◆ EXERCISE BRIEF
How many lines in the entries below include the word "block"? Respond with the number only.

========================================================================

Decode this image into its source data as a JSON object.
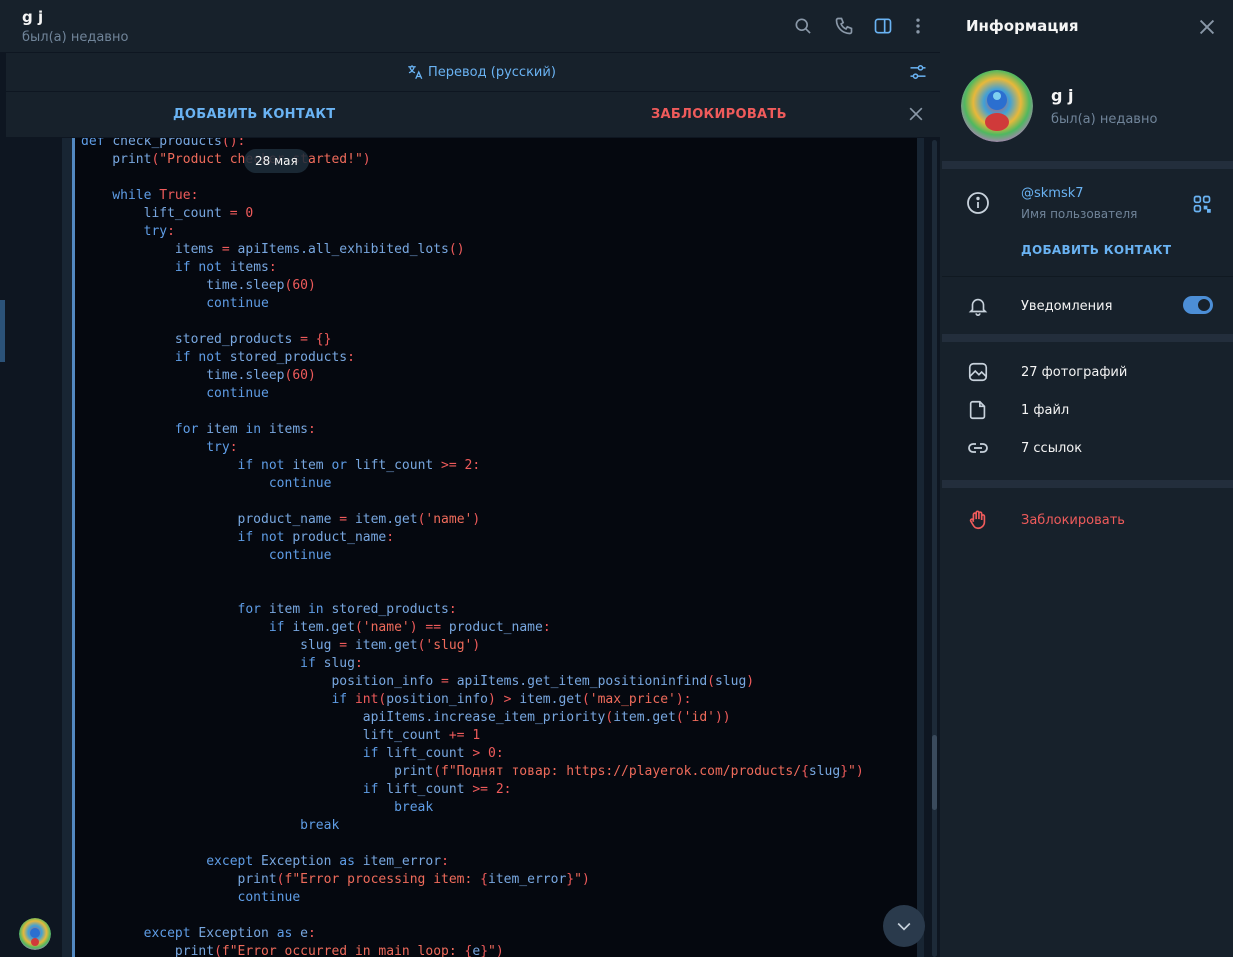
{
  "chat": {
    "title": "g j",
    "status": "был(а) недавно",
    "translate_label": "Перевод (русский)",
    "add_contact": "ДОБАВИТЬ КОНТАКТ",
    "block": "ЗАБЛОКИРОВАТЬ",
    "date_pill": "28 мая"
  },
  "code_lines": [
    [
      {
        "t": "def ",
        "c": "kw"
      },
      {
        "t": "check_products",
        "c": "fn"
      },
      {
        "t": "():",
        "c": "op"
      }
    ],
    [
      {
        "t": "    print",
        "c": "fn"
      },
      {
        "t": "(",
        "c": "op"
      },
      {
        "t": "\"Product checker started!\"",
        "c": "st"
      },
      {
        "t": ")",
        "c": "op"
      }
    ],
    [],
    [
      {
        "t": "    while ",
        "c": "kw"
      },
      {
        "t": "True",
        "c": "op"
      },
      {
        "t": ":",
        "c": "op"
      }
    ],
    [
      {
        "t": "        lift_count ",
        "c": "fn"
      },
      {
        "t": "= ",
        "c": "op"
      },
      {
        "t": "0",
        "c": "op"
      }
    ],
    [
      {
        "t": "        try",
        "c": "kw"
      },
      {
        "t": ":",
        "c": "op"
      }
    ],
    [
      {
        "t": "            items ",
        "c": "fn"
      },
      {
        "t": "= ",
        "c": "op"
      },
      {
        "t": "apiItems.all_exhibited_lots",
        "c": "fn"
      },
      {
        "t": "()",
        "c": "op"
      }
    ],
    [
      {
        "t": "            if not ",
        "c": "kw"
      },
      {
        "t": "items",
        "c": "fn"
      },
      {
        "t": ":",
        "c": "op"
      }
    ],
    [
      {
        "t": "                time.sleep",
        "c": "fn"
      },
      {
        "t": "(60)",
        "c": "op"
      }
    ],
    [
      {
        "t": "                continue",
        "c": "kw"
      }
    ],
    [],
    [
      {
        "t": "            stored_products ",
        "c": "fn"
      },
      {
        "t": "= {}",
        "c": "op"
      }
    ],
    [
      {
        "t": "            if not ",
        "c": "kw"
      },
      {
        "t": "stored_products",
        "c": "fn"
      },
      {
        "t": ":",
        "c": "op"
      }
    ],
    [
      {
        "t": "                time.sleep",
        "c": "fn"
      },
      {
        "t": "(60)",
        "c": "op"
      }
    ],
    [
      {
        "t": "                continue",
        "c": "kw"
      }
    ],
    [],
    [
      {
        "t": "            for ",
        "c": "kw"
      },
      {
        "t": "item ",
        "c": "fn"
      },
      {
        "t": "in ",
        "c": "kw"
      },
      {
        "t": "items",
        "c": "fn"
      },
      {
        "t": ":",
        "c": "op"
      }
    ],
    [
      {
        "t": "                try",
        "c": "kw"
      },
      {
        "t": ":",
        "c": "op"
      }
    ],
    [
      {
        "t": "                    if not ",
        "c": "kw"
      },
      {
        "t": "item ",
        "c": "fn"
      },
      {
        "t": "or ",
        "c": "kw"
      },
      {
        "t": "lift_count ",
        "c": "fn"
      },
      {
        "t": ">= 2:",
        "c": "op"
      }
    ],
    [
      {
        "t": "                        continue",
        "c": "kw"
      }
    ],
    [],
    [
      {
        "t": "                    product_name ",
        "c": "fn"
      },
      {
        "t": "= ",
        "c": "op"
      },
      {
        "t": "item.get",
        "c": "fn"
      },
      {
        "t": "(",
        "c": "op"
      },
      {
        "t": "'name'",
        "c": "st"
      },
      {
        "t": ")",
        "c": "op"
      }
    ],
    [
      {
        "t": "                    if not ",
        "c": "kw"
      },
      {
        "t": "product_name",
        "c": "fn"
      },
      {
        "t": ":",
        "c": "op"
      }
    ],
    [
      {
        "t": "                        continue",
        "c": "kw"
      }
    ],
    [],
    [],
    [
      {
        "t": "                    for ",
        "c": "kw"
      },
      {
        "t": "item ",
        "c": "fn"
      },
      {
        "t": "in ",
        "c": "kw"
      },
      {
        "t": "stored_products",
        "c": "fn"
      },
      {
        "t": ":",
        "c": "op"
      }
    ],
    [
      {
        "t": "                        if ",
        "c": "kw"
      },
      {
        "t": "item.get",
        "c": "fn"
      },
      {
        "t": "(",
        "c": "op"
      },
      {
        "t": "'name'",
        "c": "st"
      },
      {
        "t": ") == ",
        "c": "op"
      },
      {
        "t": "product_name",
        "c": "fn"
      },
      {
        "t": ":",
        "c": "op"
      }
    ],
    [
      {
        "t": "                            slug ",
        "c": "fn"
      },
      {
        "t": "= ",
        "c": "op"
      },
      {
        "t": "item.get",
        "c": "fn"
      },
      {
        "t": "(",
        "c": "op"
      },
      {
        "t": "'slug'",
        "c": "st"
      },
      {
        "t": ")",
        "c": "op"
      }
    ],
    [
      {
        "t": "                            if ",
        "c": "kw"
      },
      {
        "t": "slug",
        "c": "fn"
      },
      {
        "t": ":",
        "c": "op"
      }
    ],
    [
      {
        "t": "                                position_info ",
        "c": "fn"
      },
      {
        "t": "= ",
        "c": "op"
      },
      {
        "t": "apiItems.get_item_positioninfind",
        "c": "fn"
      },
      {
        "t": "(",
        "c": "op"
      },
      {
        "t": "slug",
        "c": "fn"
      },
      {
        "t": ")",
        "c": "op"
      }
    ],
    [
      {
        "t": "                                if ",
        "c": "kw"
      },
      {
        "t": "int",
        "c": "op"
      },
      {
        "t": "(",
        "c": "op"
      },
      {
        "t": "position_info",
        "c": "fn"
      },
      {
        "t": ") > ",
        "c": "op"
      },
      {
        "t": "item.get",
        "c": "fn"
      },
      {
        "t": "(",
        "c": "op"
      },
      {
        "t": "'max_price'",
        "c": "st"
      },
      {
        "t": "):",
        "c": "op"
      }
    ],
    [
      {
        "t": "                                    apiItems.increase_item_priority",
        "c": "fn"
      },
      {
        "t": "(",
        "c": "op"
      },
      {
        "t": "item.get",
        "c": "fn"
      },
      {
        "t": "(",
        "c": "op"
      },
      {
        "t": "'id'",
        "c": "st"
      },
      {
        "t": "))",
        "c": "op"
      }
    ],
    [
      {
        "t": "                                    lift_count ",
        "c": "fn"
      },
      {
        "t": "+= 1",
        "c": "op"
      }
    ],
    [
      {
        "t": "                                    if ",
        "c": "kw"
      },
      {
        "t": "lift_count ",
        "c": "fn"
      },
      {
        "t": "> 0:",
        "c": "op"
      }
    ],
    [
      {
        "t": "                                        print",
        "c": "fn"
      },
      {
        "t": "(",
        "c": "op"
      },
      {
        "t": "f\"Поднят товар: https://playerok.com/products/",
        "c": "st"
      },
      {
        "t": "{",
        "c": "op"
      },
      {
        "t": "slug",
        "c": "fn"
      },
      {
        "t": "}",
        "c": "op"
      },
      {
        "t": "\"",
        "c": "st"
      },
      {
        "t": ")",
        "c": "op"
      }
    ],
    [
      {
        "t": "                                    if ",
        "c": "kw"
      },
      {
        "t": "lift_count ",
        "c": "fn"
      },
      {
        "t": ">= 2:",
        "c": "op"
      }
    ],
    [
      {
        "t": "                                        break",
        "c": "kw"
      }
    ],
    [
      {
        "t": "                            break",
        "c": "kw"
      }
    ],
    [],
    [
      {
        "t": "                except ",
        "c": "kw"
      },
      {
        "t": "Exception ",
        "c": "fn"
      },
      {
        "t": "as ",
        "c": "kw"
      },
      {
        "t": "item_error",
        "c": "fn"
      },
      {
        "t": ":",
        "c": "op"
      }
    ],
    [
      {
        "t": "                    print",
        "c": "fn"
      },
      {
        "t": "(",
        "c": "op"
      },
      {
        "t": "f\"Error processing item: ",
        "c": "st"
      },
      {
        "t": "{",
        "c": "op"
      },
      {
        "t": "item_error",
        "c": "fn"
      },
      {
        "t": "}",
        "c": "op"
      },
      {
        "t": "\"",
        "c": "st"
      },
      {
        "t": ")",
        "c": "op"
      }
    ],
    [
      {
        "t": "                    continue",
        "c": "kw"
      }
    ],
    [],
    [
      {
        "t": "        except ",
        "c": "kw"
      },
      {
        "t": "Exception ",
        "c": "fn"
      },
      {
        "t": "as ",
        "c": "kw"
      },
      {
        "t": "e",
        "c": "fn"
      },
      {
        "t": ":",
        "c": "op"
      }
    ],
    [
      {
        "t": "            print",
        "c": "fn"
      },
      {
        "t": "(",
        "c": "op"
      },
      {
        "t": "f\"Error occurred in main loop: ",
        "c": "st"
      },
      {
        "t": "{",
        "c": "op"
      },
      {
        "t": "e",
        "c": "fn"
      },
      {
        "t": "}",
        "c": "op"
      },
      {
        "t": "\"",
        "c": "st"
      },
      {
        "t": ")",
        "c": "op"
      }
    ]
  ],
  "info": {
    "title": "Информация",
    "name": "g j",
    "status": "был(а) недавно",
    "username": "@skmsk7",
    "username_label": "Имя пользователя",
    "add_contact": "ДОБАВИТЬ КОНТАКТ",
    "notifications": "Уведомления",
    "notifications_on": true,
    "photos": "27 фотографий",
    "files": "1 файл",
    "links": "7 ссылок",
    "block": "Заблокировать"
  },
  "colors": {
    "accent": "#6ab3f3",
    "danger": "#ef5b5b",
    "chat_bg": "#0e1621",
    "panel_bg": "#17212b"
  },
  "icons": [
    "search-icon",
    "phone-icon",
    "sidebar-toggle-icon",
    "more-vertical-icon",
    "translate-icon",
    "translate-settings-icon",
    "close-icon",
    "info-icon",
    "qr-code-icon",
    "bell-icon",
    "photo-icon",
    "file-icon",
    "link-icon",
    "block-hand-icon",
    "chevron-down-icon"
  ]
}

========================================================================

◆ ANSWER BOX
3